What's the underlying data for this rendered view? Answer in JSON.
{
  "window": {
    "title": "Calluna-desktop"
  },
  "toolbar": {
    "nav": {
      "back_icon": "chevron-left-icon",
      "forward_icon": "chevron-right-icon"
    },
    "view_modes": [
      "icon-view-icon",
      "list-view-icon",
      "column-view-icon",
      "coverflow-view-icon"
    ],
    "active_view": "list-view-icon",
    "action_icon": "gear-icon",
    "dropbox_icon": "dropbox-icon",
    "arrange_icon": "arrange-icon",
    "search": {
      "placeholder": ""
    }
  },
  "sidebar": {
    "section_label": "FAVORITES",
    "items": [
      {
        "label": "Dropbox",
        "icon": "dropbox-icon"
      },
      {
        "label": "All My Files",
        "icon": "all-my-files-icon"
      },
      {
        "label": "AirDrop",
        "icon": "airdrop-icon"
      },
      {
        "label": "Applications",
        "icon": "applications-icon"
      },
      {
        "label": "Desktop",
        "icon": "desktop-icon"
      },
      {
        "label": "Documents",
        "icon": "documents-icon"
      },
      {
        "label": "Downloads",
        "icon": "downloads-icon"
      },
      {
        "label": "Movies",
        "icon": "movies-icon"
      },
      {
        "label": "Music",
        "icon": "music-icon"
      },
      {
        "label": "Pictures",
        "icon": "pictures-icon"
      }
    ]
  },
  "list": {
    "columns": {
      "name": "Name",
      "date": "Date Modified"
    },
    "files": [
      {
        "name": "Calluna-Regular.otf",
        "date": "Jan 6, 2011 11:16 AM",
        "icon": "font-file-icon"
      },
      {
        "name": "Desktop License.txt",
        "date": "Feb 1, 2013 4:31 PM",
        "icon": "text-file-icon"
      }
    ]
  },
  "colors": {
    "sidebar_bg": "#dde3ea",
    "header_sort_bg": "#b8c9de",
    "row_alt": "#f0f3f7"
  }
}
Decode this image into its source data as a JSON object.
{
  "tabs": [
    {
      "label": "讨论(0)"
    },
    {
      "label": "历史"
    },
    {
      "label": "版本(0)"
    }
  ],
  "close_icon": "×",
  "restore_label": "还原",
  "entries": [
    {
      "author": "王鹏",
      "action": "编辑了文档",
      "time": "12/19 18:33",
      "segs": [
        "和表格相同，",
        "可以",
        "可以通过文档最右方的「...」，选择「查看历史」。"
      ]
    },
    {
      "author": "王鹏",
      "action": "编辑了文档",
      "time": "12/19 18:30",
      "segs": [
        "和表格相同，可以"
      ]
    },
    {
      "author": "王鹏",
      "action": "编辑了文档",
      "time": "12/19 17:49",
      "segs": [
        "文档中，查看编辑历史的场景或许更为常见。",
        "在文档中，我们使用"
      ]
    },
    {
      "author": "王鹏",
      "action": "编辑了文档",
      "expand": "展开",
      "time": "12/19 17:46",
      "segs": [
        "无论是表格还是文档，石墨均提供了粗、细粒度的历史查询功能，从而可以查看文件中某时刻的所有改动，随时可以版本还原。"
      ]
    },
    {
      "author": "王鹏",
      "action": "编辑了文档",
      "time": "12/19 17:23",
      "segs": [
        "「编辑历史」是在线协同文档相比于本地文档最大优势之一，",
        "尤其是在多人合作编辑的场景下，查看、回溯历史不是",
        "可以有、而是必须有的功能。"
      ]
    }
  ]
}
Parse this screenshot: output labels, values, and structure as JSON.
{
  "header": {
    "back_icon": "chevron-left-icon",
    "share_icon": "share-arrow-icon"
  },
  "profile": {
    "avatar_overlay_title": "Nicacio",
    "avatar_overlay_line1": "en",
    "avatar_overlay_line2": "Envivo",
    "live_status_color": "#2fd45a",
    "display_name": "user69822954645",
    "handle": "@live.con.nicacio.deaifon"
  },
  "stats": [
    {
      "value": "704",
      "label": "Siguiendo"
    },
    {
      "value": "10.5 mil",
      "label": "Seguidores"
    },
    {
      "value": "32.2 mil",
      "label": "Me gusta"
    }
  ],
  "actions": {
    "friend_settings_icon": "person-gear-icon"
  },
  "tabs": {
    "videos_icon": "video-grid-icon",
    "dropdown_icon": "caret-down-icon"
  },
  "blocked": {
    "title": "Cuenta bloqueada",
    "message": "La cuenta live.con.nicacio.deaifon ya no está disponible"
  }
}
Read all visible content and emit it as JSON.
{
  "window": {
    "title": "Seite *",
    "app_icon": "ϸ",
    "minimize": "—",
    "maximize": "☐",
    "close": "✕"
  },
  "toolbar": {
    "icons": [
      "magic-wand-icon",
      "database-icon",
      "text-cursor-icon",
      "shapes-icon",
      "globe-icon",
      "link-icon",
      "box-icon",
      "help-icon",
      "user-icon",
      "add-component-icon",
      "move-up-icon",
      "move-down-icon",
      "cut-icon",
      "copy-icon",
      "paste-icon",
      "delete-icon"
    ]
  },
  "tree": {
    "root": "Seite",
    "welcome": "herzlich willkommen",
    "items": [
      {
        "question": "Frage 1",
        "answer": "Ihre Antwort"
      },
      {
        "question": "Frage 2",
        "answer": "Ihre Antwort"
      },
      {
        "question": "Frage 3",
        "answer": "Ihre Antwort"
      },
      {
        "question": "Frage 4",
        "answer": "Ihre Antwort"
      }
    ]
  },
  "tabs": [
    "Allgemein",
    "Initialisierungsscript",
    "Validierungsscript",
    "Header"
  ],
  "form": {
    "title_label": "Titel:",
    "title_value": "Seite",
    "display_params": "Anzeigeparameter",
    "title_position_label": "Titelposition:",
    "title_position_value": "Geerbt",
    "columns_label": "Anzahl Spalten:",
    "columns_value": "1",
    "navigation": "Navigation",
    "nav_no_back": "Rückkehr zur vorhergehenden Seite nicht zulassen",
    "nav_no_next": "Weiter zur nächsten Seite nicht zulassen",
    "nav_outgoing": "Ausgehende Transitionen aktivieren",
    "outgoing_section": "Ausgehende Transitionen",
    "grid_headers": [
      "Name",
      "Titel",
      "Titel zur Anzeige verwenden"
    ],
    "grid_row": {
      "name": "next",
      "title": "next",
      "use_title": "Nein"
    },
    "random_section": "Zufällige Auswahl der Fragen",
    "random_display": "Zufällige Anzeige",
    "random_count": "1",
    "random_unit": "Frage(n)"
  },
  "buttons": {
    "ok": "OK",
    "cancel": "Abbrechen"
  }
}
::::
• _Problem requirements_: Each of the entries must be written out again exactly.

• _Solution for this task_:
What's the underlying data for this rendered view? Answer in JSON.
{
  "window": {
    "title": "Calluna-desktop"
  },
  "toolbar": {
    "nav": {
      "back_icon": "chevron-left-icon",
      "forward_icon": "chevron-right-icon"
    },
    "view_modes": [
      "icon-view-icon",
      "list-view-icon",
      "column-view-icon",
      "coverflow-view-icon"
    ],
    "active_view": "list-view-icon",
    "action_icon": "gear-icon",
    "dropbox_icon": "dropbox-icon",
    "arrange_icon": "arrange-icon",
    "search": {
      "placeholder": ""
    }
  },
  "sidebar": {
    "section_label": "FAVORITES",
    "items": [
      {
        "label": "Dropbox",
        "icon": "dropbox-icon"
      },
      {
        "label": "All My Files",
        "icon": "all-my-files-icon"
      },
      {
        "label": "AirDrop",
        "icon": "airdrop-icon"
      },
      {
        "label": "Applications",
        "icon": "applications-icon"
      },
      {
        "label": "Desktop",
        "icon": "desktop-icon"
      },
      {
        "label": "Documents",
        "icon": "documents-icon"
      },
      {
        "label": "Downloads",
        "icon": "downloads-icon"
      },
      {
        "label": "Movies",
        "icon": "movies-icon"
      },
      {
        "label": "Music",
        "icon": "music-icon"
      },
      {
        "label": "Pictures",
        "icon": "pictures-icon"
      }
    ]
  },
  "list": {
    "columns": {
      "name": "Name",
      "date": "Date Modified"
    },
    "files": [
      {
        "name": "Calluna-Regular.otf",
        "date": "Jan 6, 2011 11:16 AM",
        "icon": "font-file-icon"
      },
      {
        "name": "Desktop License.txt",
        "date": "Feb 1, 2013 4:31 PM",
        "icon": "text-file-icon"
      }
    ]
  },
  "colors": {
    "sidebar_bg": "#dde3ea",
    "header_sort_bg": "#b8c9de",
    "row_alt": "#f0f3f7"
  }
}
Decode this image into its source data as a JSON object.
{
  "tabs": [
    {
      "label": "讨论(0)"
    },
    {
      "label": "历史"
    },
    {
      "label": "版本(0)"
    }
  ],
  "close_icon": "×",
  "restore_label": "还原",
  "entries": [
    {
      "author": "王鹏",
      "action": "编辑了文档",
      "time": "12/19 18:33",
      "segs": [
        "和表格相同，",
        "可以",
        "可以通过文档最右方的「...」，选择「查看历史」。"
      ]
    },
    {
      "author": "王鹏",
      "action": "编辑了文档",
      "time": "12/19 18:30",
      "segs": [
        "和表格相同，可以"
      ]
    },
    {
      "author": "王鹏",
      "action": "编辑了文档",
      "time": "12/19 17:49",
      "segs": [
        "文档中，查看编辑历史的场景或许更为常见。",
        "在文档中，我们使用"
      ]
    },
    {
      "author": "王鹏",
      "action": "编辑了文档",
      "expand": "展开",
      "time": "12/19 17:46",
      "segs": [
        "无论是表格还是文档，石墨均提供了粗、细粒度的历史查询功能，从而可以查看文件中某时刻的所有改动，随时可以版本还原。"
      ]
    },
    {
      "author": "王鹏",
      "action": "编辑了文档",
      "time": "12/19 17:23",
      "segs": [
        "「编辑历史」是在线协同文档相比于本地文档最大优势之一，",
        "尤其是在多人合作编辑的场景下，查看、回溯历史不是",
        "可以有、而是必须有的功能。"
      ]
    }
  ]
}
Parse this screenshot: output labels, values, and structure as JSON.
{
  "header": {
    "back_icon": "chevron-left-icon",
    "share_icon": "share-arrow-icon"
  },
  "profile": {
    "avatar_overlay_title": "Nicacio",
    "avatar_overlay_line1": "en",
    "avatar_overlay_line2": "Envivo",
    "live_status_color": "#2fd45a",
    "display_name": "user69822954645",
    "handle": "@live.con.nicacio.deaifon"
  },
  "stats": [
    {
      "value": "704",
      "label": "Siguiendo"
    },
    {
      "value": "10.5 mil",
      "label": "Seguidores"
    },
    {
      "value": "32.2 mil",
      "label": "Me gusta"
    }
  ],
  "actions": {
    "friend_settings_icon": "person-gear-icon"
  },
  "tabs": {
    "videos_icon": "video-grid-icon",
    "dropdown_icon": "caret-down-icon"
  },
  "blocked": {
    "title": "Cuenta bloqueada",
    "message": "La cuenta live.con.nicacio.deaifon ya no está disponible"
  }
}
Read all visible content and emit it as JSON.
{
  "window": {
    "title": "Seite *",
    "app_icon": "ϸ",
    "minimize": "—",
    "maximize": "☐",
    "close": "✕"
  },
  "toolbar": {
    "icons": [
      "magic-wand-icon",
      "database-icon",
      "text-cursor-icon",
      "shapes-icon",
      "globe-icon",
      "link-icon",
      "box-icon",
      "help-icon",
      "user-icon",
      "add-component-icon",
      "move-up-icon",
      "move-down-icon",
      "cut-icon",
      "copy-icon",
      "paste-icon",
      "delete-icon"
    ]
  },
  "tree": {
    "root": "Seite",
    "welcome": "herzlich willkommen",
    "items": [
      {
        "question": "Frage 1",
        "answer": "Ihre Antwort"
      },
      {
        "question": "Frage 2",
        "answer": "Ihre Antwort"
      },
      {
        "question": "Frage 3",
        "answer": "Ihre Antwort"
      },
      {
        "question": "Frage 4",
        "answer": "Ihre Antwort"
      }
    ]
  },
  "tabs": [
    "Allgemein",
    "Initialisierungsscript",
    "Validierungsscript",
    "Header"
  ],
  "form": {
    "title_label": "Titel:",
    "title_value": "Seite",
    "display_params": "Anzeigeparameter",
    "title_position_label": "Titelposition:",
    "title_position_value": "Geerbt",
    "columns_label": "Anzahl Spalten:",
    "columns_value": "1",
    "navigation": "Navigation",
    "nav_no_back": "Rückkehr zur vorhergehenden Seite nicht zulassen",
    "nav_no_next": "Weiter zur nächsten Seite nicht zulassen",
    "nav_outgoing": "Ausgehende Transitionen aktivieren",
    "outgoing_section": "Ausgehende Transitionen",
    "grid_headers": [
      "Name",
      "Titel",
      "Titel zur Anzeige verwenden"
    ],
    "grid_row": {
      "name": "next",
      "title": "next",
      "use_title": "Nein"
    },
    "random_section": "Zufällige Auswahl der Fragen",
    "random_display": "Zufällige Anzeige",
    "random_count": "1",
    "random_unit": "Frage(n)"
  },
  "buttons": {
    "ok": "OK",
    "cancel": "Abbrechen"
  }
}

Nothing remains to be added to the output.